> [Data to use]:
────────────────

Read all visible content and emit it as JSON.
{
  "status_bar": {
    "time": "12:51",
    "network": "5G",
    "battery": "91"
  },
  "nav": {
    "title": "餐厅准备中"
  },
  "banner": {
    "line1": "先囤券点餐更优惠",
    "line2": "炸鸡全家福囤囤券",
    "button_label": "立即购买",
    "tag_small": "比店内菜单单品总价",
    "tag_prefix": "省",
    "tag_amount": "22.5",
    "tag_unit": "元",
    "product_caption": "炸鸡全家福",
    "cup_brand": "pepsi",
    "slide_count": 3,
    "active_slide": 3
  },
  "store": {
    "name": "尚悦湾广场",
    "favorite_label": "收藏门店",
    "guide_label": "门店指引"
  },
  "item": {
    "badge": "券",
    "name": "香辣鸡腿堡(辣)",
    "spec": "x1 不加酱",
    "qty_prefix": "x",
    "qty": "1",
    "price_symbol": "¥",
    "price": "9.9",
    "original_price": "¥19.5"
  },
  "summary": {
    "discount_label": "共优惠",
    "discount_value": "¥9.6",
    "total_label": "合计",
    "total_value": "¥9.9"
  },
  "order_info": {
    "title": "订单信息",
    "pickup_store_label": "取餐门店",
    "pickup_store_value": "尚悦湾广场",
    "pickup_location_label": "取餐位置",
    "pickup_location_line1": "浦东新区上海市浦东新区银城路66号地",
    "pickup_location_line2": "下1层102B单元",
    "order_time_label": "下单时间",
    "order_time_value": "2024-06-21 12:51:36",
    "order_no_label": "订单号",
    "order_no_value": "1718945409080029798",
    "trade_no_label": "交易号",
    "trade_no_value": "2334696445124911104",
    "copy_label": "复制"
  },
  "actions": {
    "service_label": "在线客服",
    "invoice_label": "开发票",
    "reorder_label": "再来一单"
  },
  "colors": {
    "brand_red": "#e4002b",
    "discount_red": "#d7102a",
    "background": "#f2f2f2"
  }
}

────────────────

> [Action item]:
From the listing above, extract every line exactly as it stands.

> [Answer section]:
Read all visible content and emit it as JSON.
{
  "status_bar": {
    "time": "12:51",
    "network": "5G",
    "battery": "91"
  },
  "nav": {
    "title": "餐厅准备中"
  },
  "banner": {
    "line1": "先囤券点餐更优惠",
    "line2": "炸鸡全家福囤囤券",
    "button_label": "立即购买",
    "tag_small": "比店内菜单单品总价",
    "tag_prefix": "省",
    "tag_amount": "22.5",
    "tag_unit": "元",
    "product_caption": "炸鸡全家福",
    "cup_brand": "pepsi",
    "slide_count": 3,
    "active_slide": 3
  },
  "store": {
    "name": "尚悦湾广场",
    "favorite_label": "收藏门店",
    "guide_label": "门店指引"
  },
  "item": {
    "badge": "券",
    "name": "香辣鸡腿堡(辣)",
    "spec": "x1 不加酱",
    "qty_prefix": "x",
    "qty": "1",
    "price_symbol": "¥",
    "price": "9.9",
    "original_price": "¥19.5"
  },
  "summary": {
    "discount_label": "共优惠",
    "discount_value": "¥9.6",
    "total_label": "合计",
    "total_value": "¥9.9"
  },
  "order_info": {
    "title": "订单信息",
    "pickup_store_label": "取餐门店",
    "pickup_store_value": "尚悦湾广场",
    "pickup_location_label": "取餐位置",
    "pickup_location_line1": "浦东新区上海市浦东新区银城路66号地",
    "pickup_location_line2": "下1层102B单元",
    "order_time_label": "下单时间",
    "order_time_value": "2024-06-21 12:51:36",
    "order_no_label": "订单号",
    "order_no_value": "1718945409080029798",
    "trade_no_label": "交易号",
    "trade_no_value": "2334696445124911104",
    "copy_label": "复制"
  },
  "actions": {
    "service_label": "在线客服",
    "invoice_label": "开发票",
    "reorder_label": "再来一单"
  },
  "colors": {
    "brand_red": "#e4002b",
    "discount_red": "#d7102a",
    "background": "#f2f2f2"
  }
}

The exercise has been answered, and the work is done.